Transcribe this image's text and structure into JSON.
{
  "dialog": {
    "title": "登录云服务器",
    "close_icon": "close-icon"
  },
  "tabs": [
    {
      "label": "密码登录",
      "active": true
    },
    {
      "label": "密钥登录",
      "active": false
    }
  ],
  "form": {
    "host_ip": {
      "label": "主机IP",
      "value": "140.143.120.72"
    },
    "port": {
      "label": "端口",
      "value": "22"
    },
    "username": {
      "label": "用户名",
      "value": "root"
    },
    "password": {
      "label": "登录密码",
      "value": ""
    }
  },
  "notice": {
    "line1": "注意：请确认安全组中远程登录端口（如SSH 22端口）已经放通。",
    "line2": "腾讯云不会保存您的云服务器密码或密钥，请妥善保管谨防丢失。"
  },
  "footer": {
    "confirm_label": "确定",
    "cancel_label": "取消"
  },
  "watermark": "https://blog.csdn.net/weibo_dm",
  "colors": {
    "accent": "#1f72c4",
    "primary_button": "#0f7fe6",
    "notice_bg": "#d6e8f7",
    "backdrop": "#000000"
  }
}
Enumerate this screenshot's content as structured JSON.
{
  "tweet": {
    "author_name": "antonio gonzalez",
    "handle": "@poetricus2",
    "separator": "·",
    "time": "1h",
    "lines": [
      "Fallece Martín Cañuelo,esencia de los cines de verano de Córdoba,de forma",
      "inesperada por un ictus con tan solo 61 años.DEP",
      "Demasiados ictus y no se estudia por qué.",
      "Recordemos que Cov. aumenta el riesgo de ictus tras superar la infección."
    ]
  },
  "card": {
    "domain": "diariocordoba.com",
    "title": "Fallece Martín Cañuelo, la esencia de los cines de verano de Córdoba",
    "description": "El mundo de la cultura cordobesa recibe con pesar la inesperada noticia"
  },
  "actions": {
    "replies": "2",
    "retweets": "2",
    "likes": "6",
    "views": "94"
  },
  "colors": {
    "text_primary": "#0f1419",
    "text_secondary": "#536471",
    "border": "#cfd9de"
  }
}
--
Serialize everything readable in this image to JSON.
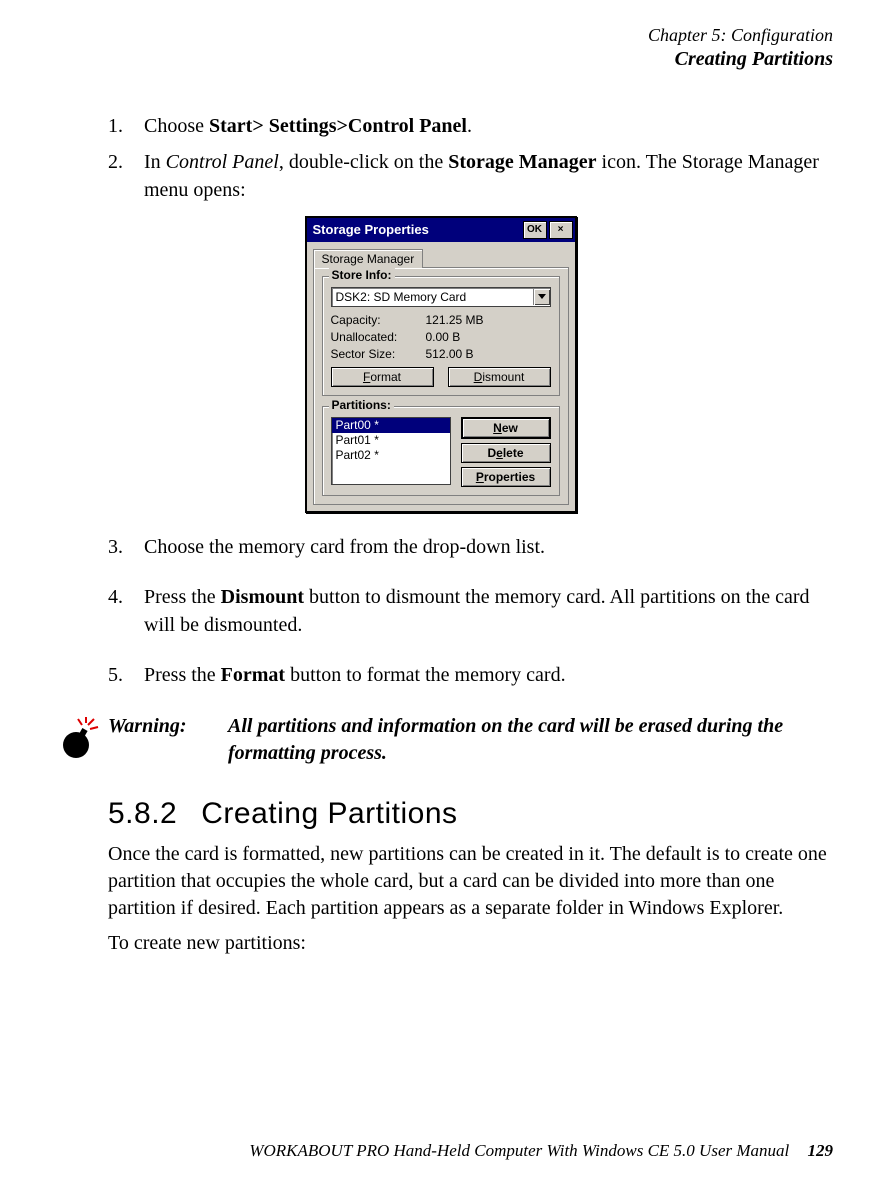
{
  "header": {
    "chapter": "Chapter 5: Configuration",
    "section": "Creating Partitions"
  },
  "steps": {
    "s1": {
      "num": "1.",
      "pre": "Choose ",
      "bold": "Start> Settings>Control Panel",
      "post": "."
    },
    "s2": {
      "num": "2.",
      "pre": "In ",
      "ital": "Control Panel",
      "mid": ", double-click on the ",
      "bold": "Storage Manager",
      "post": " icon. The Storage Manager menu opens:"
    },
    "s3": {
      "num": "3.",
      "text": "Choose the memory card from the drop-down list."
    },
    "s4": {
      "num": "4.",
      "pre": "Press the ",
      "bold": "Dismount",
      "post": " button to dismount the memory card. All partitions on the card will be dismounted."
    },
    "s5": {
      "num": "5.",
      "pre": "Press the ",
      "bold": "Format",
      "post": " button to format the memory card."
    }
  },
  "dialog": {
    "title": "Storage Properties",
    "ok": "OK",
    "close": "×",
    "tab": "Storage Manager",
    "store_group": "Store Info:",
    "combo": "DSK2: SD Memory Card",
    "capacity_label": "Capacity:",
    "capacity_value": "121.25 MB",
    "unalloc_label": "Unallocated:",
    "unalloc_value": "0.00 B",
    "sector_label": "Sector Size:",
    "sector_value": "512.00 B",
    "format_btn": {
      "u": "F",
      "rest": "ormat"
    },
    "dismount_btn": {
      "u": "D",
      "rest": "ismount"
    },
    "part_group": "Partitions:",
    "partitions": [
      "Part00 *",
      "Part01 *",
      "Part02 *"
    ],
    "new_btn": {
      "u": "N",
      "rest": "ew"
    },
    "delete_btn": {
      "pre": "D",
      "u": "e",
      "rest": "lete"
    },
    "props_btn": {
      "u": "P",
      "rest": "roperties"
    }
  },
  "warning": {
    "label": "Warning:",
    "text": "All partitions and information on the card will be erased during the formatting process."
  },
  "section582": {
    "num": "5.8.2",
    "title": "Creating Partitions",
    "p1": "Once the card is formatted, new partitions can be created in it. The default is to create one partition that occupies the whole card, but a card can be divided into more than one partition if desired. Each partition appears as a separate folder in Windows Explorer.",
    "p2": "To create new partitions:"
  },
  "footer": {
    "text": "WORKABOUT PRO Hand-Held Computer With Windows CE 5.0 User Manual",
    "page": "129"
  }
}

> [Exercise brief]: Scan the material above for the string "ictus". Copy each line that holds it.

> [Output of the exercise]:
      "inesperada por un ictus con tan solo 61 años.DEP",
      "Demasiados ictus y no se estudia por qué.",
      "Recordemos que Cov. aumenta el riesgo de ictus tras superar la infección."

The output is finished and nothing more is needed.